The Number One Reason Why You Should Prioritize EMV...Liability
As posted by Jamie Moss on Oct 21, 2014 2:58:13 PM
EMV (Europay, MasterCard and Visa) is a now the global standard for inter-operation of integrated circuit cards, or "chip cards". Chargeback liability for all merchants without EMV by October 2015 will end up on the doorstep of that merchant. If you do not offer EMV and someone uses a fraudulent card at your location, you are liable. If you accept EMV, you are not.
And how about all those stolen cards from merchant databases? If you do not use EMV, and someone breaches your security and steals your customer data, you will be responsible for any purchases made with that stolen data. If you accept EMV, you are not liable. This is called a chargeback liability shift --- from the issuing banks to the merchant. And it all adds up to one incredible and compelling argument to join the EMV revolution.
Investing in equipment and payments technology is starting to make more sense now, right? But is this really going to happen? Absolutely. EMV still does not remove the threat of stolen cardholder data. Point-To-Point Encryption (P2PE) does… so it might be time to deploy P2PE solutions that support both EMV and Apple Pay all at the same time.
EMV Conversion in the US Set to Explode
A form of contactless payment, EMV is already largely used in Europe and China, and the world is bracing for a revolution in credit card transactions as EMV becomes not only something available in some locations, but the norm for consumers. And merchants who are in the midst of upgrading their terminals need to prioritize EMV, no matter how large a merchant you may be. According to an article written by The Members Group, "U.S. EMV Conversion Expected to Drive SmartCard Shipments," the US will be a large driving factor to this worldwide movement:
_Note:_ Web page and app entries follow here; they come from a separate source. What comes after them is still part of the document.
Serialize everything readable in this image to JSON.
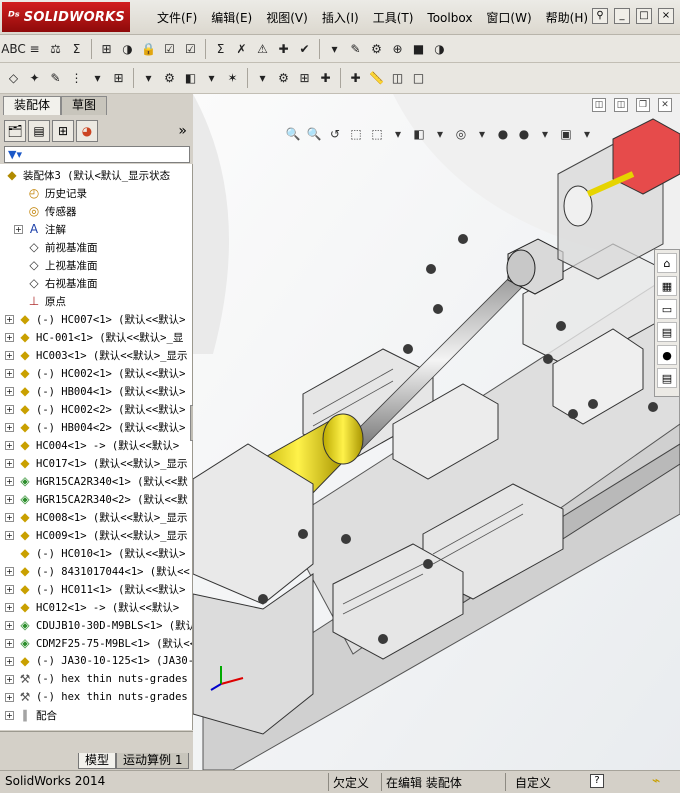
{
  "app": {
    "name": "SOLIDWORKS"
  },
  "menu": [
    "文件(F)",
    "编辑(E)",
    "视图(V)",
    "插入(I)",
    "工具(T)",
    "Toolbox",
    "窗口(W)",
    "帮助(H)"
  ],
  "title_controls": [
    "_",
    "□",
    "×"
  ],
  "toolbar_row1": [
    "ABC",
    "≡",
    "⚖",
    "Σ",
    "⊞",
    "◑",
    "🔒",
    "☑",
    "☑",
    "Σ",
    "✗",
    "⚠",
    "✚",
    "✔",
    "▾",
    "✎",
    "⚙",
    "⊕",
    "■",
    "◑"
  ],
  "toolbar_row2": [
    "◇",
    "✦",
    "✎",
    "⋮",
    "▾",
    "⊞",
    "▾",
    "⚙",
    "◧",
    "▾",
    "✶",
    "▾",
    "⚙",
    "⊞",
    "✚",
    "✚",
    "📏",
    "◫",
    "□"
  ],
  "feature_manager": {
    "tabs": [
      "装配体",
      "草图"
    ],
    "filter_symbol": "▼▾",
    "top_item": "装配体3  (默认<默认_显示状态",
    "items": [
      {
        "label": "历史记录",
        "expand": false,
        "icon": "history-icon"
      },
      {
        "label": "传感器",
        "expand": false,
        "icon": "sensor-icon"
      },
      {
        "label": "注解",
        "expand": true,
        "icon": "annotation-icon"
      },
      {
        "label": "前视基准面",
        "expand": false,
        "icon": "plane-icon"
      },
      {
        "label": "上视基准面",
        "expand": false,
        "icon": "plane-icon"
      },
      {
        "label": "右视基准面",
        "expand": false,
        "icon": "plane-icon"
      },
      {
        "label": "原点",
        "expand": false,
        "icon": "origin-icon"
      },
      {
        "label": "(-) HC007<1> (默认<<默认>",
        "expand": true,
        "icon": "part-icon"
      },
      {
        "label": "HC-001<1> (默认<<默认>_显",
        "expand": true,
        "icon": "part-icon"
      },
      {
        "label": "HC003<1> (默认<<默认>_显示",
        "expand": true,
        "icon": "part-icon"
      },
      {
        "label": "(-) HC002<1> (默认<<默认>",
        "expand": true,
        "icon": "part-icon"
      },
      {
        "label": "(-) HB004<1> (默认<<默认>",
        "expand": true,
        "icon": "part-icon"
      },
      {
        "label": "(-) HC002<2> (默认<<默认>",
        "expand": true,
        "icon": "part-icon"
      },
      {
        "label": "(-) HB004<2> (默认<<默认>",
        "expand": true,
        "icon": "part-icon"
      },
      {
        "label": "HC004<1> -> (默认<<默认>",
        "expand": true,
        "icon": "part-icon"
      },
      {
        "label": "HC017<1> (默认<<默认>_显示",
        "expand": true,
        "icon": "part-icon"
      },
      {
        "label": "HGR15CA2R340<1> (默认<<默",
        "expand": true,
        "icon": "subassembly-icon"
      },
      {
        "label": "HGR15CA2R340<2> (默认<<默",
        "expand": true,
        "icon": "subassembly-icon"
      },
      {
        "label": "HC008<1> (默认<<默认>_显示",
        "expand": true,
        "icon": "part-icon"
      },
      {
        "label": "HC009<1> (默认<<默认>_显示",
        "expand": true,
        "icon": "part-icon"
      },
      {
        "label": "(-) HC010<1> (默认<<默认>",
        "expand": false,
        "icon": "part-icon"
      },
      {
        "label": "(-) 8431017044<1> (默认<<",
        "expand": true,
        "icon": "part-icon"
      },
      {
        "label": "(-) HC011<1> (默认<<默认>",
        "expand": true,
        "icon": "part-icon"
      },
      {
        "label": "HC012<1> -> (默认<<默认>",
        "expand": true,
        "icon": "part-icon"
      },
      {
        "label": "CDUJB10-30D-M9BLS<1> (默认<",
        "expand": true,
        "icon": "subassembly-icon"
      },
      {
        "label": "CDM2F25-75-M9BL<1> (默认<<",
        "expand": true,
        "icon": "subassembly-icon"
      },
      {
        "label": "(-) JA30-10-125<1> (JA30-",
        "expand": true,
        "icon": "part-icon"
      },
      {
        "label": "(-) hex thin nuts-grades",
        "expand": true,
        "icon": "toolbox-part-icon"
      },
      {
        "label": "(-) hex thin nuts-grades",
        "expand": true,
        "icon": "toolbox-part-icon"
      },
      {
        "label": "配合",
        "expand": true,
        "icon": "mates-icon"
      }
    ],
    "bottom_tabs": [
      "模型",
      "运动算例 1"
    ]
  },
  "viewport": {
    "window_controls": [
      "◫",
      "◫",
      "❐",
      "✕"
    ],
    "hud_icons": [
      "🔍",
      "🔍",
      "↺",
      "⬚",
      "⬚",
      "▾",
      "◧",
      "▾",
      "◎",
      "▾",
      "●",
      "●",
      "▾",
      "▣",
      "▾"
    ],
    "taskpane_icons": [
      "⌂",
      "▦",
      "▭",
      "▤",
      "●",
      "▤"
    ]
  },
  "status": {
    "app": "SolidWorks 2014",
    "undefined": "欠定义",
    "editing": "在编辑 装配体",
    "custom": "自定义",
    "help": "?"
  },
  "colors": {
    "brand_red": "#c81a1a",
    "highlight_yellow": "#e6d400",
    "tree_bg": "#ffffff",
    "chrome": "#d4d0c8"
  }
}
"Global EMV card shipments are expected to total more than 3 billion by 2019. Although moves by China are driving much of that total, the U.S. is expected to have a great impact on worldwide shipment numbers in the coming years.
According to a recent ABI Research report, 1.7 billion EMV chip cards were shipped worldwide in 2013 (a 27-percent increase from 2012). In 2013, 442 million chip cards went to China, which is in the midst of an EMV card conversion to the People’s Bank of China card standard. Fifty-six percent of the 442 million cards sent to China were contactless.
ABI is forecasting double-digit annual growth in EMV card shipments through 2017. However, if not for China, global growth year-over-year would have totaled just 8.5 percent instead of 27 percent between 2012 and 2013. This illustrates the impact a single country’s card conversion can have on total global card shipments. ABI researchers predict with nearly 2 billion payment cards currently in circulation in the U.S., a similar “China effect” could occur as the U.S. migrates to EMV.
EMV card issuance in the United States has been slow going so far, but ABI Senior Analyst Phil Sealy expects it to pick up over the next few months. Indeed, new numbers released by the Payments Security Task Force (PSTF) support Sealy’s expectation. The PSTF, composed of nine of the U.S.’s largest payment card issuers, recently announced an estimated 575 million U.S. payment cards will feature EMV by 2015.
These statistics underscore the importance of issuers getting into EMV conversion queues with their processors and vendors now. As more merchants re-terminalize, more cardholders receive smart cards from major issuers and more fraud-prevention proponents tout the benefits, those EMV project lines will only get longer."